**YOUR INSTRUCTIONS**
Below are records; count the lines that contain "price" and state only that count.

----- SOURCE MATERIAL

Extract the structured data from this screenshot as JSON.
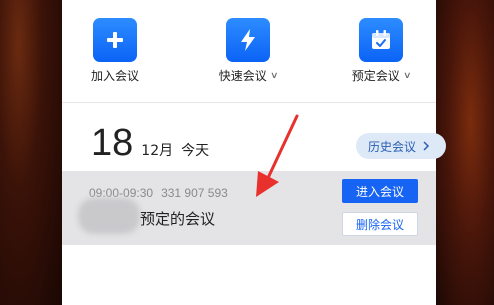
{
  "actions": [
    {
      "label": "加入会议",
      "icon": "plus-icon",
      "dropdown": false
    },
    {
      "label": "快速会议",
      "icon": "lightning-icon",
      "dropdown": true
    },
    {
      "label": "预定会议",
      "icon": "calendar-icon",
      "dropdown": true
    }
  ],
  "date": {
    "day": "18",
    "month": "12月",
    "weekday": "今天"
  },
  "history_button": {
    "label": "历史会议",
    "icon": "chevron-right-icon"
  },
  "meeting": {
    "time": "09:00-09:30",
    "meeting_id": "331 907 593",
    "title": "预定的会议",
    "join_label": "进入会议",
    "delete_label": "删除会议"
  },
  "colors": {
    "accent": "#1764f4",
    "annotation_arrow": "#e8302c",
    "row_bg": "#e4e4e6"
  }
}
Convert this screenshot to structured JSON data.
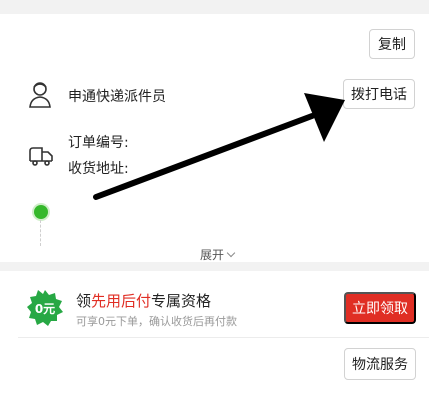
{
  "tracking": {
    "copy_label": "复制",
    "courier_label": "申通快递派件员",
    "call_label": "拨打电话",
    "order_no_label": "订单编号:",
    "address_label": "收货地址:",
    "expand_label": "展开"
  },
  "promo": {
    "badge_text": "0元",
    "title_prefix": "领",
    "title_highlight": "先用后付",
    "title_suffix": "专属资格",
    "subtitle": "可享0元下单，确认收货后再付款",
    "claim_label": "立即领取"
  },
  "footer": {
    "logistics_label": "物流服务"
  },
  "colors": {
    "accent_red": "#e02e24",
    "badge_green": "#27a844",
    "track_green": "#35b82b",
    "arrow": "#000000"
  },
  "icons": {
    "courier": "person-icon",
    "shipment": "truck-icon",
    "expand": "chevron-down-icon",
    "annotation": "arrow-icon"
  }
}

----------
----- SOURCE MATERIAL

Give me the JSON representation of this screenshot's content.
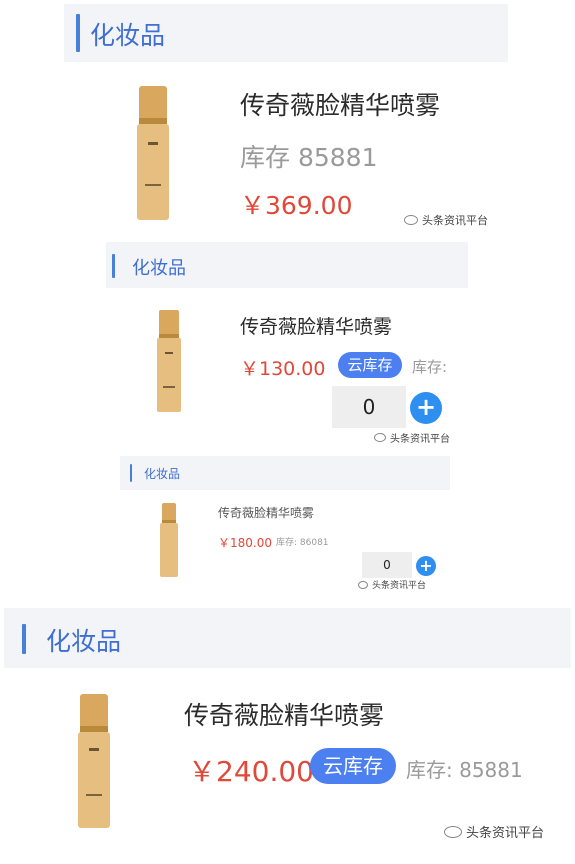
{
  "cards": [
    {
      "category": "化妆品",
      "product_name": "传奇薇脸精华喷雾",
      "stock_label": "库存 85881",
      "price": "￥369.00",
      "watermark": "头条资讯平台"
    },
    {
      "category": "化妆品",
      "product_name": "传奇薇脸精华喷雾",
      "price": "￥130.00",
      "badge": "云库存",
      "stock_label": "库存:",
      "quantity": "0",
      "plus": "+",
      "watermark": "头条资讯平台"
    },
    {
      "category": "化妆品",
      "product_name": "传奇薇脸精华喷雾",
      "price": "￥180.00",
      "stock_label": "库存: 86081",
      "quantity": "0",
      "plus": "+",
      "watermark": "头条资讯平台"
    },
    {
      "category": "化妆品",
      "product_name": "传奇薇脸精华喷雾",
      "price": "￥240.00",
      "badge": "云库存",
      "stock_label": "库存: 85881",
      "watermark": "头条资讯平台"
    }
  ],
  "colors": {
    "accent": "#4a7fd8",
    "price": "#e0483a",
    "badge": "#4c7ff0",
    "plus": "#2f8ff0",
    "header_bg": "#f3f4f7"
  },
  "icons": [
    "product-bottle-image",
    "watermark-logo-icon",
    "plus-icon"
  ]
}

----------

**YOUR SOLUTION**
5